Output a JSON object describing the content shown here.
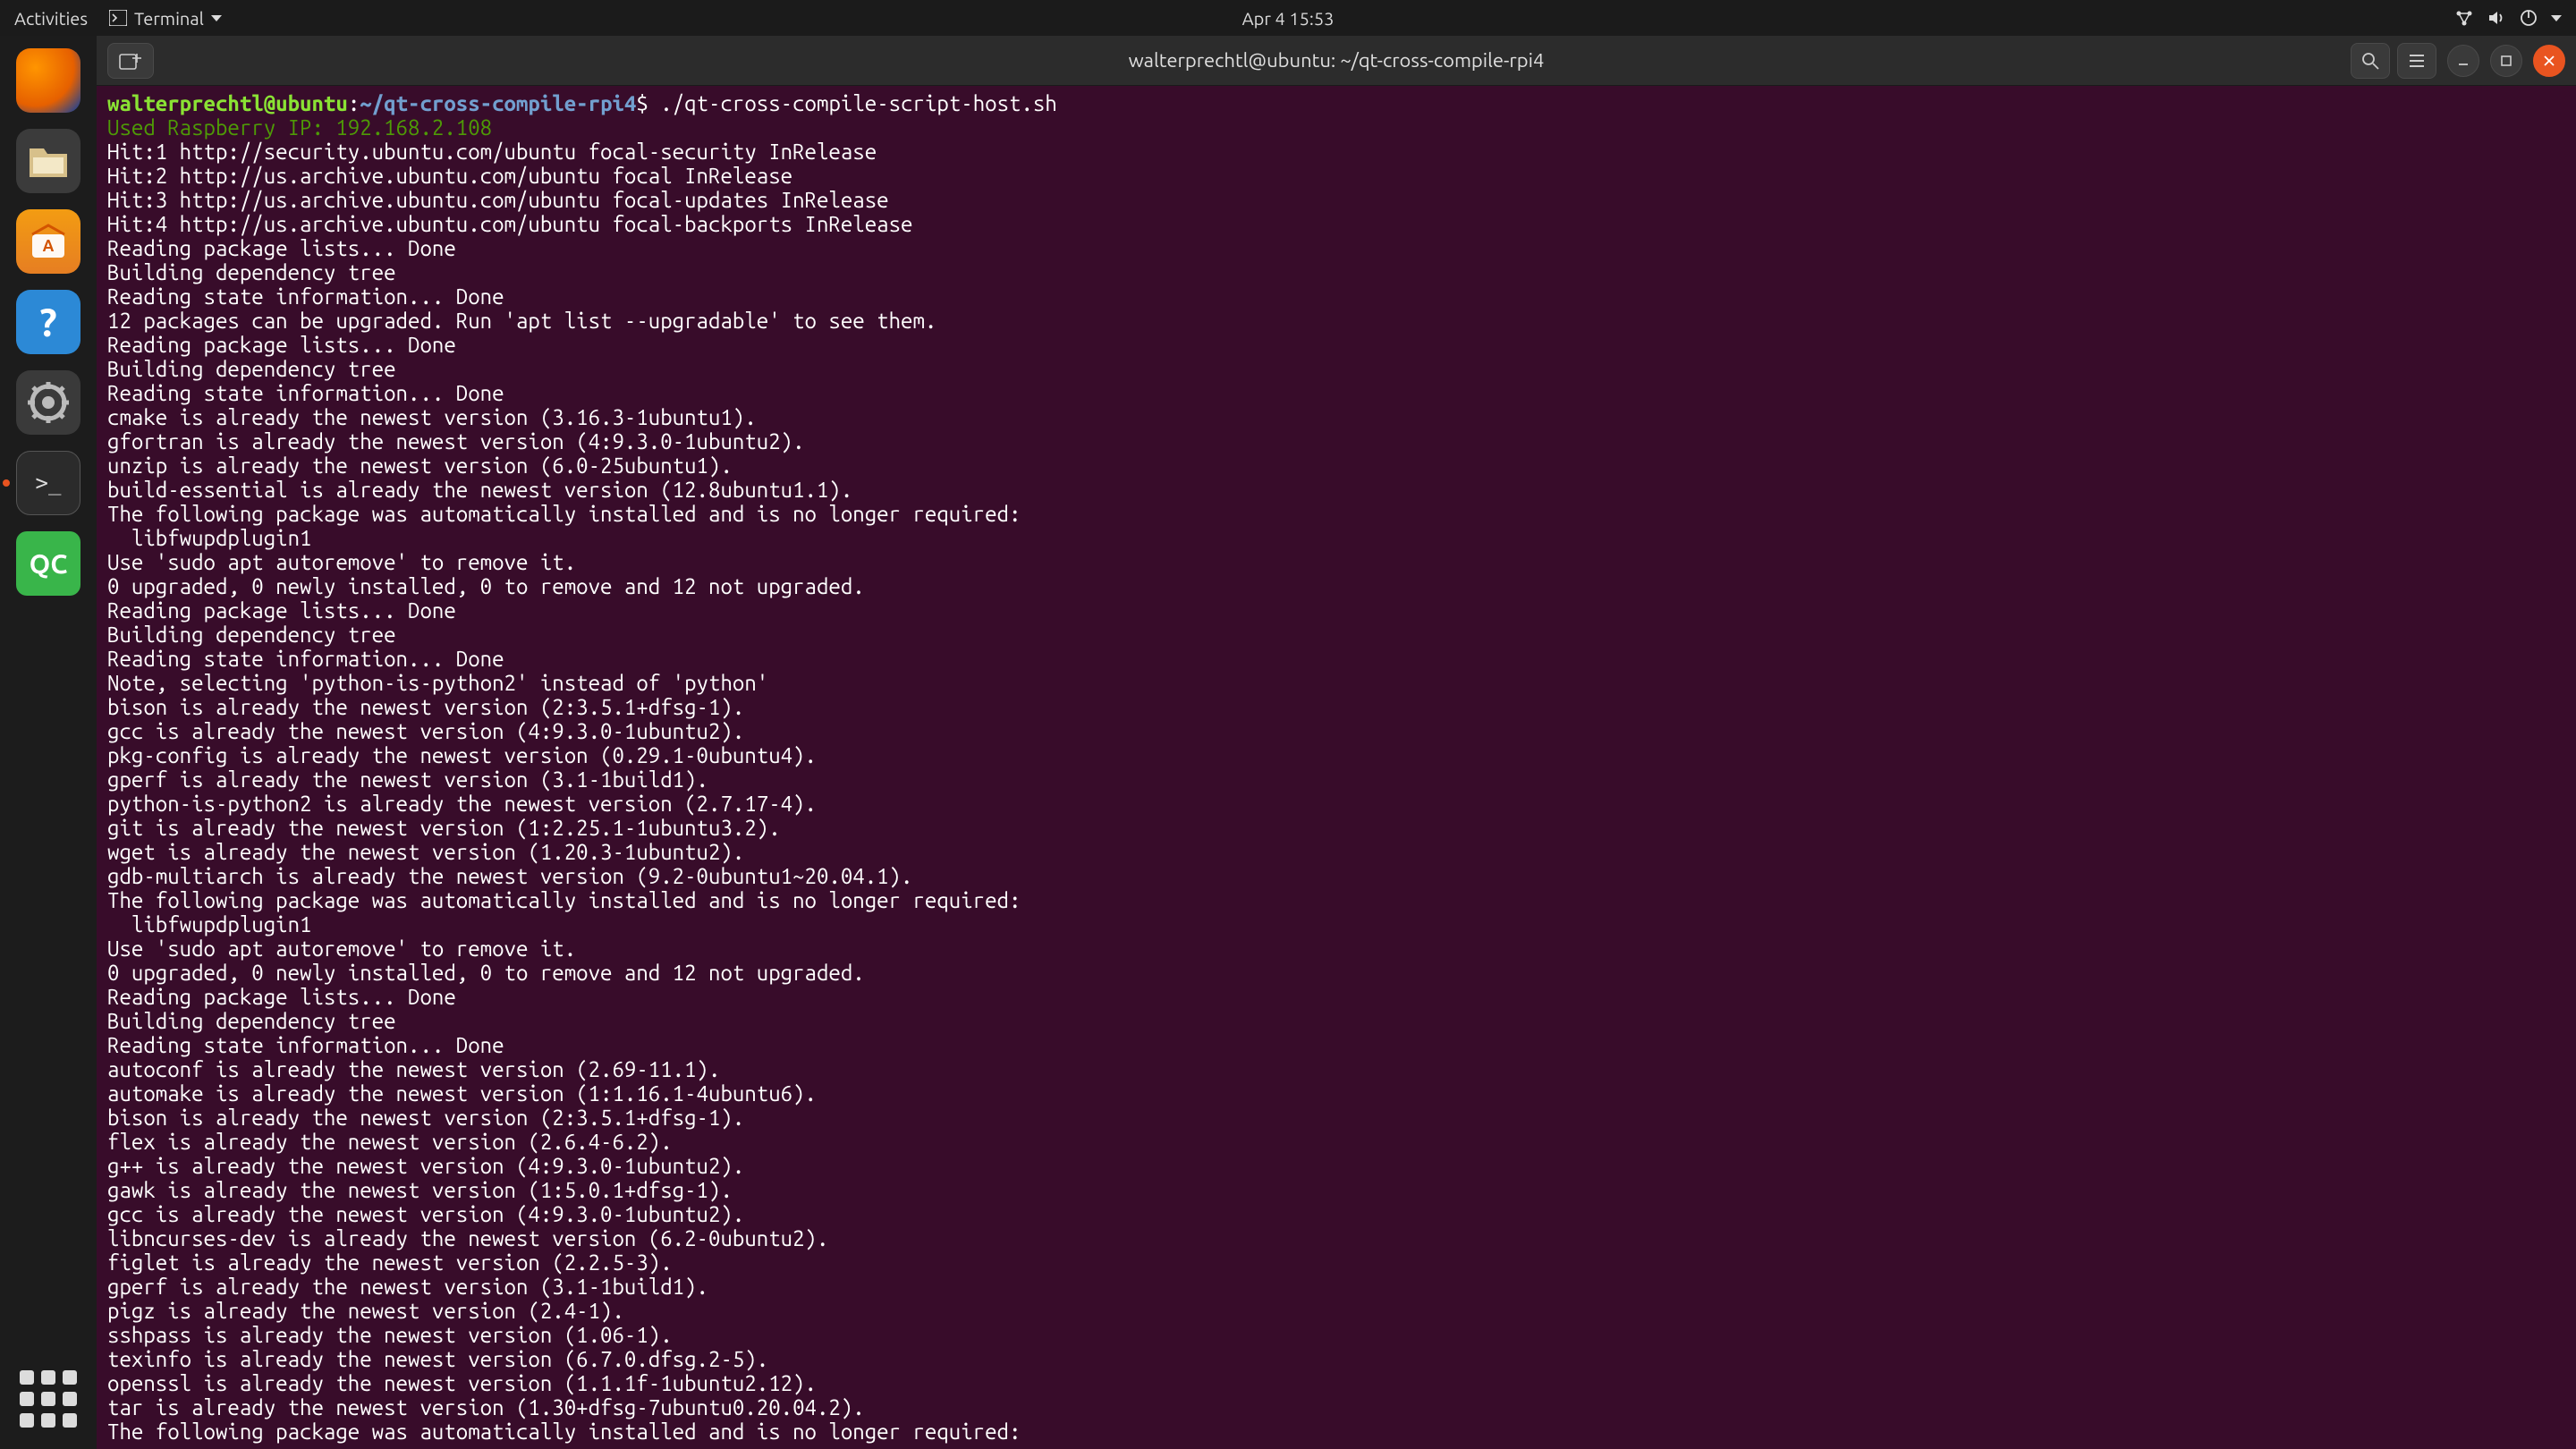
{
  "topbar": {
    "activities": "Activities",
    "app_menu": "Terminal",
    "clock": "Apr 4  15:53"
  },
  "dock": {
    "help_glyph": "?",
    "qc_label": "QC",
    "terminal_prompt_glyph": ">_"
  },
  "window": {
    "title": "walterprechtl@ubuntu: ~/qt-cross-compile-rpi4"
  },
  "prompt": {
    "user_host": "walterprechtl@ubuntu",
    "colon": ":",
    "path": "~/qt-cross-compile-rpi4",
    "dollar": "$ ",
    "command": "./qt-cross-compile-script-host.sh"
  },
  "rpi_line": "Used Raspberry IP: 192.168.2.108",
  "output_lines": [
    "Hit:1 http://security.ubuntu.com/ubuntu focal-security InRelease",
    "Hit:2 http://us.archive.ubuntu.com/ubuntu focal InRelease",
    "Hit:3 http://us.archive.ubuntu.com/ubuntu focal-updates InRelease",
    "Hit:4 http://us.archive.ubuntu.com/ubuntu focal-backports InRelease",
    "Reading package lists... Done",
    "Building dependency tree",
    "Reading state information... Done",
    "12 packages can be upgraded. Run 'apt list --upgradable' to see them.",
    "Reading package lists... Done",
    "Building dependency tree",
    "Reading state information... Done",
    "cmake is already the newest version (3.16.3-1ubuntu1).",
    "gfortran is already the newest version (4:9.3.0-1ubuntu2).",
    "unzip is already the newest version (6.0-25ubuntu1).",
    "build-essential is already the newest version (12.8ubuntu1.1).",
    "The following package was automatically installed and is no longer required:",
    "  libfwupdplugin1",
    "Use 'sudo apt autoremove' to remove it.",
    "0 upgraded, 0 newly installed, 0 to remove and 12 not upgraded.",
    "Reading package lists... Done",
    "Building dependency tree",
    "Reading state information... Done",
    "Note, selecting 'python-is-python2' instead of 'python'",
    "bison is already the newest version (2:3.5.1+dfsg-1).",
    "gcc is already the newest version (4:9.3.0-1ubuntu2).",
    "pkg-config is already the newest version (0.29.1-0ubuntu4).",
    "gperf is already the newest version (3.1-1build1).",
    "python-is-python2 is already the newest version (2.7.17-4).",
    "git is already the newest version (1:2.25.1-1ubuntu3.2).",
    "wget is already the newest version (1.20.3-1ubuntu2).",
    "gdb-multiarch is already the newest version (9.2-0ubuntu1~20.04.1).",
    "The following package was automatically installed and is no longer required:",
    "  libfwupdplugin1",
    "Use 'sudo apt autoremove' to remove it.",
    "0 upgraded, 0 newly installed, 0 to remove and 12 not upgraded.",
    "Reading package lists... Done",
    "Building dependency tree",
    "Reading state information... Done",
    "autoconf is already the newest version (2.69-11.1).",
    "automake is already the newest version (1:1.16.1-4ubuntu6).",
    "bison is already the newest version (2:3.5.1+dfsg-1).",
    "flex is already the newest version (2.6.4-6.2).",
    "g++ is already the newest version (4:9.3.0-1ubuntu2).",
    "gawk is already the newest version (1:5.0.1+dfsg-1).",
    "gcc is already the newest version (4:9.3.0-1ubuntu2).",
    "libncurses-dev is already the newest version (6.2-0ubuntu2).",
    "figlet is already the newest version (2.2.5-3).",
    "gperf is already the newest version (3.1-1build1).",
    "pigz is already the newest version (2.4-1).",
    "sshpass is already the newest version (1.06-1).",
    "texinfo is already the newest version (6.7.0.dfsg.2-5).",
    "openssl is already the newest version (1.1.1f-1ubuntu2.12).",
    "tar is already the newest version (1.30+dfsg-7ubuntu0.20.04.2).",
    "The following package was automatically installed and is no longer required:"
  ]
}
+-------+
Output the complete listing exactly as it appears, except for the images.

Output a JSON object describing the content shown here.
{
  "topbar": {
    "activities": "Activities",
    "app_menu": "Terminal",
    "clock": "Apr 4  15:53"
  },
  "dock": {
    "help_glyph": "?",
    "qc_label": "QC",
    "terminal_prompt_glyph": ">_"
  },
  "window": {
    "title": "walterprechtl@ubuntu: ~/qt-cross-compile-rpi4"
  },
  "prompt": {
    "user_host": "walterprechtl@ubuntu",
    "colon": ":",
    "path": "~/qt-cross-compile-rpi4",
    "dollar": "$ ",
    "command": "./qt-cross-compile-script-host.sh"
  },
  "rpi_line": "Used Raspberry IP: 192.168.2.108",
  "output_lines": [
    "Hit:1 http://security.ubuntu.com/ubuntu focal-security InRelease",
    "Hit:2 http://us.archive.ubuntu.com/ubuntu focal InRelease",
    "Hit:3 http://us.archive.ubuntu.com/ubuntu focal-updates InRelease",
    "Hit:4 http://us.archive.ubuntu.com/ubuntu focal-backports InRelease",
    "Reading package lists... Done",
    "Building dependency tree",
    "Reading state information... Done",
    "12 packages can be upgraded. Run 'apt list --upgradable' to see them.",
    "Reading package lists... Done",
    "Building dependency tree",
    "Reading state information... Done",
    "cmake is already the newest version (3.16.3-1ubuntu1).",
    "gfortran is already the newest version (4:9.3.0-1ubuntu2).",
    "unzip is already the newest version (6.0-25ubuntu1).",
    "build-essential is already the newest version (12.8ubuntu1.1).",
    "The following package was automatically installed and is no longer required:",
    "  libfwupdplugin1",
    "Use 'sudo apt autoremove' to remove it.",
    "0 upgraded, 0 newly installed, 0 to remove and 12 not upgraded.",
    "Reading package lists... Done",
    "Building dependency tree",
    "Reading state information... Done",
    "Note, selecting 'python-is-python2' instead of 'python'",
    "bison is already the newest version (2:3.5.1+dfsg-1).",
    "gcc is already the newest version (4:9.3.0-1ubuntu2).",
    "pkg-config is already the newest version (0.29.1-0ubuntu4).",
    "gperf is already the newest version (3.1-1build1).",
    "python-is-python2 is already the newest version (2.7.17-4).",
    "git is already the newest version (1:2.25.1-1ubuntu3.2).",
    "wget is already the newest version (1.20.3-1ubuntu2).",
    "gdb-multiarch is already the newest version (9.2-0ubuntu1~20.04.1).",
    "The following package was automatically installed and is no longer required:",
    "  libfwupdplugin1",
    "Use 'sudo apt autoremove' to remove it.",
    "0 upgraded, 0 newly installed, 0 to remove and 12 not upgraded.",
    "Reading package lists... Done",
    "Building dependency tree",
    "Reading state information... Done",
    "autoconf is already the newest version (2.69-11.1).",
    "automake is already the newest version (1:1.16.1-4ubuntu6).",
    "bison is already the newest version (2:3.5.1+dfsg-1).",
    "flex is already the newest version (2.6.4-6.2).",
    "g++ is already the newest version (4:9.3.0-1ubuntu2).",
    "gawk is already the newest version (1:5.0.1+dfsg-1).",
    "gcc is already the newest version (4:9.3.0-1ubuntu2).",
    "libncurses-dev is already the newest version (6.2-0ubuntu2).",
    "figlet is already the newest version (2.2.5-3).",
    "gperf is already the newest version (3.1-1build1).",
    "pigz is already the newest version (2.4-1).",
    "sshpass is already the newest version (1.06-1).",
    "texinfo is already the newest version (6.7.0.dfsg.2-5).",
    "openssl is already the newest version (1.1.1f-1ubuntu2.12).",
    "tar is already the newest version (1.30+dfsg-7ubuntu0.20.04.2).",
    "The following package was automatically installed and is no longer required:"
  ]
}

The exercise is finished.